Home-grown majors are not far behind. While food and FMCG major ITC is known for its pioneering e-chaupal initiative, others have their own versions of technology adoption to narrate.
Mahindra & Mahindra, the world's largest tractor manufacturer by volumes, is working on digital and data driven technology to back productivity, crop-care and yield in a more definitive way. "With agriculture increasingly becoming technology-intensive, we are investing in future- ready technologies. This is to provide complete solutions to the global-farming community," says Rajesh Jejurikar, President - Farm Equipment Sector, Mahindra & Mahindra.

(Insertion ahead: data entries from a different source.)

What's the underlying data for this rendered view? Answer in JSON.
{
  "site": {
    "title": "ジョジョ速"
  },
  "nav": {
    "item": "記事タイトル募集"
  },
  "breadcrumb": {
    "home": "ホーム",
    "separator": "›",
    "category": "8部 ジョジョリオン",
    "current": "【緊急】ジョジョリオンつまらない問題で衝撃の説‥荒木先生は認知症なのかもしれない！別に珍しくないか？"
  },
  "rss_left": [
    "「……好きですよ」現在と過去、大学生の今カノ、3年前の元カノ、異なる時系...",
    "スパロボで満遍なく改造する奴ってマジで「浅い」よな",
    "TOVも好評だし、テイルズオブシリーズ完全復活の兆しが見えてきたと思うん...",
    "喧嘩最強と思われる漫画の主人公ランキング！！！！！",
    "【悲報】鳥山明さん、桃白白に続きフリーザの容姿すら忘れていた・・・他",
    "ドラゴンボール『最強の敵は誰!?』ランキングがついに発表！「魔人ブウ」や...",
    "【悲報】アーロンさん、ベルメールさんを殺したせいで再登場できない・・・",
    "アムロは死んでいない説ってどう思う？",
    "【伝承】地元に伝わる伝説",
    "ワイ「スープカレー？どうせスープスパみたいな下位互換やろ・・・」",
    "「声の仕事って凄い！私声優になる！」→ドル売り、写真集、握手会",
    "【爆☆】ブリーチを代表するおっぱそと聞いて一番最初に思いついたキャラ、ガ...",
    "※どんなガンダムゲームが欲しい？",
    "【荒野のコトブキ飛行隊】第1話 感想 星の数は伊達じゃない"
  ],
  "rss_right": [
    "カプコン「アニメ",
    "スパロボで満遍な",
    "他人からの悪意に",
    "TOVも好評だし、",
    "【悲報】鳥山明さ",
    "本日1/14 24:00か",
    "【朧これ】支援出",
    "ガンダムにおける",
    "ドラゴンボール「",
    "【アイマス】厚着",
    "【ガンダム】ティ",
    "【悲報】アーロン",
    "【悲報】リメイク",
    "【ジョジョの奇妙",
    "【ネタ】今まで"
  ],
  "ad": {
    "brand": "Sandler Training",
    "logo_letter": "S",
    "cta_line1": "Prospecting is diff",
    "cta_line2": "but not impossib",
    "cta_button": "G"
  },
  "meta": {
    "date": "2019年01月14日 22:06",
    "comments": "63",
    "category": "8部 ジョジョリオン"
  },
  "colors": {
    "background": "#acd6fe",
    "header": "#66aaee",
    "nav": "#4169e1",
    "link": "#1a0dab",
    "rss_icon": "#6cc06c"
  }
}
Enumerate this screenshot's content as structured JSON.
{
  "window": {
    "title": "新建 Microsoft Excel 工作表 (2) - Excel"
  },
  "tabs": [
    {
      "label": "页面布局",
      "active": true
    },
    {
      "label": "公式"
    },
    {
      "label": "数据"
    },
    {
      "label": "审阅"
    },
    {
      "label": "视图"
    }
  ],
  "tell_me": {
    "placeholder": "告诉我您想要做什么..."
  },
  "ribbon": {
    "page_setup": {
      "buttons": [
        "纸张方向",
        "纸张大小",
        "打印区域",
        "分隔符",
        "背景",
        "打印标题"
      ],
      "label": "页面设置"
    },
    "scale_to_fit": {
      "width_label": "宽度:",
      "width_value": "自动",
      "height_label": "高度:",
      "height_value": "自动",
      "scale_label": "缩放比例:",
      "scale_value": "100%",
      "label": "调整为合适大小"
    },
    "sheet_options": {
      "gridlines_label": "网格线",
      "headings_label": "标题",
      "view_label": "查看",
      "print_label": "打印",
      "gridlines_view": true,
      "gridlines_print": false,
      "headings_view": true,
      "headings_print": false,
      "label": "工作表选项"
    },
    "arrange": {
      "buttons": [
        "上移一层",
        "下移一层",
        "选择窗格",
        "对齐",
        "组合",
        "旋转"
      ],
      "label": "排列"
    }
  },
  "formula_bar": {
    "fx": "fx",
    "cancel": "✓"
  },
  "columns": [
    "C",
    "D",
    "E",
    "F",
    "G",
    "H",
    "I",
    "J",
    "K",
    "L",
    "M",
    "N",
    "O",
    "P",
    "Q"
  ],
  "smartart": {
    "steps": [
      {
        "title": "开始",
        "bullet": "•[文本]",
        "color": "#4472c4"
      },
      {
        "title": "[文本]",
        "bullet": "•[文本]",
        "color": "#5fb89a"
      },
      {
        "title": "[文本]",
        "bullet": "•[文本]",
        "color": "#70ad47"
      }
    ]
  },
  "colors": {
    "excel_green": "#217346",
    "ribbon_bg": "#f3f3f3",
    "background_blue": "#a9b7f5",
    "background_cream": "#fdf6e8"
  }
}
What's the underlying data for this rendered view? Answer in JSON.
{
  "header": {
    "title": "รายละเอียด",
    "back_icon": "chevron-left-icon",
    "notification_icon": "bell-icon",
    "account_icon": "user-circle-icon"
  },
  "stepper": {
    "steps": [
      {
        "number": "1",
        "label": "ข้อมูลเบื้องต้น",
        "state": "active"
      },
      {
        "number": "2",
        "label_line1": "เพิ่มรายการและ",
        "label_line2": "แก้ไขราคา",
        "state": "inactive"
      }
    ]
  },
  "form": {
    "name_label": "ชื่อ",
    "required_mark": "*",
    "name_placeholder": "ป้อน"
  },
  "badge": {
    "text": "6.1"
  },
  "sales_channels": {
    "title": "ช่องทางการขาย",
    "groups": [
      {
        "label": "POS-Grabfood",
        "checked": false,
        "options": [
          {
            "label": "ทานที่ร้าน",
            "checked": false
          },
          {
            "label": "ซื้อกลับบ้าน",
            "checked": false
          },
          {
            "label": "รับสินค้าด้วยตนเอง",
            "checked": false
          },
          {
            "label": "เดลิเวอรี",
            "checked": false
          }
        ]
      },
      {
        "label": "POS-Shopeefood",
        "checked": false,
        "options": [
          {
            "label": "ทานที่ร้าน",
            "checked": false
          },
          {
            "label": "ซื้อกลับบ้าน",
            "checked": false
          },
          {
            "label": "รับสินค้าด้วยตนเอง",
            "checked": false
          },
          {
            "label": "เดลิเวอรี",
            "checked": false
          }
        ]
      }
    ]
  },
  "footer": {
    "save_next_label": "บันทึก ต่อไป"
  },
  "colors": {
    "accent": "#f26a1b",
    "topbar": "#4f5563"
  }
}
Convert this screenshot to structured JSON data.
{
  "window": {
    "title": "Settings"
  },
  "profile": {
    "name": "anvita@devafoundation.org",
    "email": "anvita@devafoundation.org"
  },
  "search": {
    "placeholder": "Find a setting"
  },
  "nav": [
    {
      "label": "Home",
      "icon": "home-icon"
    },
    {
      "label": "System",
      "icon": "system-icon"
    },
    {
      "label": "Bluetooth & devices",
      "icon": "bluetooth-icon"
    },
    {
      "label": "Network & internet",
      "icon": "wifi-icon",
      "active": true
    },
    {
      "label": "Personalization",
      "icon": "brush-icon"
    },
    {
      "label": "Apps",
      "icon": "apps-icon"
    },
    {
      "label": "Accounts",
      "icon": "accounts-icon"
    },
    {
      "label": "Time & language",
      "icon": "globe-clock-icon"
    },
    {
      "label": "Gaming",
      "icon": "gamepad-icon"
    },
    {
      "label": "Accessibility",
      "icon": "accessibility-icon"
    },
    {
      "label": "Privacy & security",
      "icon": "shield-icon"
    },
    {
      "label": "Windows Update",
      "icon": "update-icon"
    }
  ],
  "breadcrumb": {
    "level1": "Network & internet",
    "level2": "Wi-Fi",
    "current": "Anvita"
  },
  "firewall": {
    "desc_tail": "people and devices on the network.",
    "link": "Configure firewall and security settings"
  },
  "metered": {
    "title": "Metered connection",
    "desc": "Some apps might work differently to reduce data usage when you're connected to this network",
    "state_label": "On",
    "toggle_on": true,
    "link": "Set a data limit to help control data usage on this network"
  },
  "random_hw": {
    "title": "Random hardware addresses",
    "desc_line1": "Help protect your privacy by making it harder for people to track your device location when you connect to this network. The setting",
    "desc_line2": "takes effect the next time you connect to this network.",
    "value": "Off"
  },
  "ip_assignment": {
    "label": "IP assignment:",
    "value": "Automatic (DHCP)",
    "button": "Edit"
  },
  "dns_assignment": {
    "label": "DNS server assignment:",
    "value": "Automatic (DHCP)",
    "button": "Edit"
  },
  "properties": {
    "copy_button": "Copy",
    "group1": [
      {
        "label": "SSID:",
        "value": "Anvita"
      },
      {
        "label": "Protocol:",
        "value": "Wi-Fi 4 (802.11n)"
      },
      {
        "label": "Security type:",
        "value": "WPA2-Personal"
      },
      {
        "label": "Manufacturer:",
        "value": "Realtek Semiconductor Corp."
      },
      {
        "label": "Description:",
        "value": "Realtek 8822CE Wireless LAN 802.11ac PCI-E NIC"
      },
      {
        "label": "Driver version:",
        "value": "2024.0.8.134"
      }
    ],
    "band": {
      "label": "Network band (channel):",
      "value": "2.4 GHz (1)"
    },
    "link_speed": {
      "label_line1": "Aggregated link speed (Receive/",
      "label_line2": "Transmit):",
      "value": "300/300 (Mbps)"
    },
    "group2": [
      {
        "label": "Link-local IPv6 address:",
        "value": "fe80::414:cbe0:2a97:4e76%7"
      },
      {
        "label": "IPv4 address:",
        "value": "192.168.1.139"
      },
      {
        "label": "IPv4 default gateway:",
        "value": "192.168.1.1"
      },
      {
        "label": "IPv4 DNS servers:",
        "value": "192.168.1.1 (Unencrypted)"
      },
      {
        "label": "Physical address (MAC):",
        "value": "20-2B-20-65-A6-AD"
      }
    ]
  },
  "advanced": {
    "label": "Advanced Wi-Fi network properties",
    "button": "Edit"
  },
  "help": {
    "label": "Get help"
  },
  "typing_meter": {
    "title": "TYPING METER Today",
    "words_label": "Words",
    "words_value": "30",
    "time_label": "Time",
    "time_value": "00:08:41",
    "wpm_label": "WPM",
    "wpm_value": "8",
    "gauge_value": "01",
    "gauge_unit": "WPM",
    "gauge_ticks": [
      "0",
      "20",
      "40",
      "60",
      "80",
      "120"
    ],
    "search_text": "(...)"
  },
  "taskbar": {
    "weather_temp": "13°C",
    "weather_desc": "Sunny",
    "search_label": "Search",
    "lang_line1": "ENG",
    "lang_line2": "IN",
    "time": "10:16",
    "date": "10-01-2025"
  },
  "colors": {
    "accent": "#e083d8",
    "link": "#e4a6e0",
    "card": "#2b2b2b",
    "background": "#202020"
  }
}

Over the past two years, the company has entered into five strategic partnerships and has made investments in some of them, including start-ups, to develop data and digital driven capabilities. This includes a 10 per cent stake in Canadian firm Resson, for capabilities in machine learning, big data analytics and computer vision to help growers make better-informed decisions about crop management so that productivity can be increased. The company also has a 11.25 per cent stake in Switzerland-based Gamaya to provide crop-specific tech solutions. "Our strategic associations will enable us to develop and deploy next-generation farming capabilities such as precision agriculture and digital farming technologies. With these partnerships, we expect to set new benchmarks in farming and its related services," says Jejurikar.
Agritech investments have other sources, too: venture capitalists and private equity players that see growth opportunities in this segment.
Jinesh Shah, Co-founder of Omnivore Capital, a venture fund that has investments in several agritech start-ups, says is it still early days for agri start-ups to make their mark. The initial success stories could come from food-tech firms, especially food delivery businesses that got funding as an extension of e-commerce investments, he says.
"The farm-to-fork space has also attracted a large pool of capital. Hopefully some of them will do well and create a success story," Shah says. "Real agritech, however, started in 2011/12 after people began to understand that this was something interesting. We have a good number of start-ups looking into how to improve the agronomy and income of farmers. Many of them are beginning to do well. Whether it is market linkages, or better yields, we have young entrepreneurs looking at this sector," he adds.
Rajesh Srivastava, Executive Chairman, Rabo Equity Advisors
With increased focus on agriculture from various sides, the time is right for agri-focussed private equity funds in India to look at early stage companies and growth oriented firms, says Rajesh Srivastava, Executive Chairman, Rabo Equity Advisors. "There are a lot of start-ups and early stage firms now. In fact, we get many more proposals from these people (than from established firms looking for growth). We are trying to recalibrate our investment strategy (to accommodate such firms). Cloud kitchens, food deliveries, agritech... all are part of the new story," he says.
The scope in agriculture, of course, is much larger. Moreover, given the fragmented nature of Indian farms, the size of population it caters to and the diversity of its ecosystems, Indian agriculture will need diverse technologies. Every attempt to make agriculture profitable and sustainable - be it at the stage of cultivation, harvesting, marketing or consumption - would be a case to benefit from technological intervention. And that is what is beginning to happen. Success, however, will depend not only on technology, but also its affordability - a fact that Bill Gates acknowledges.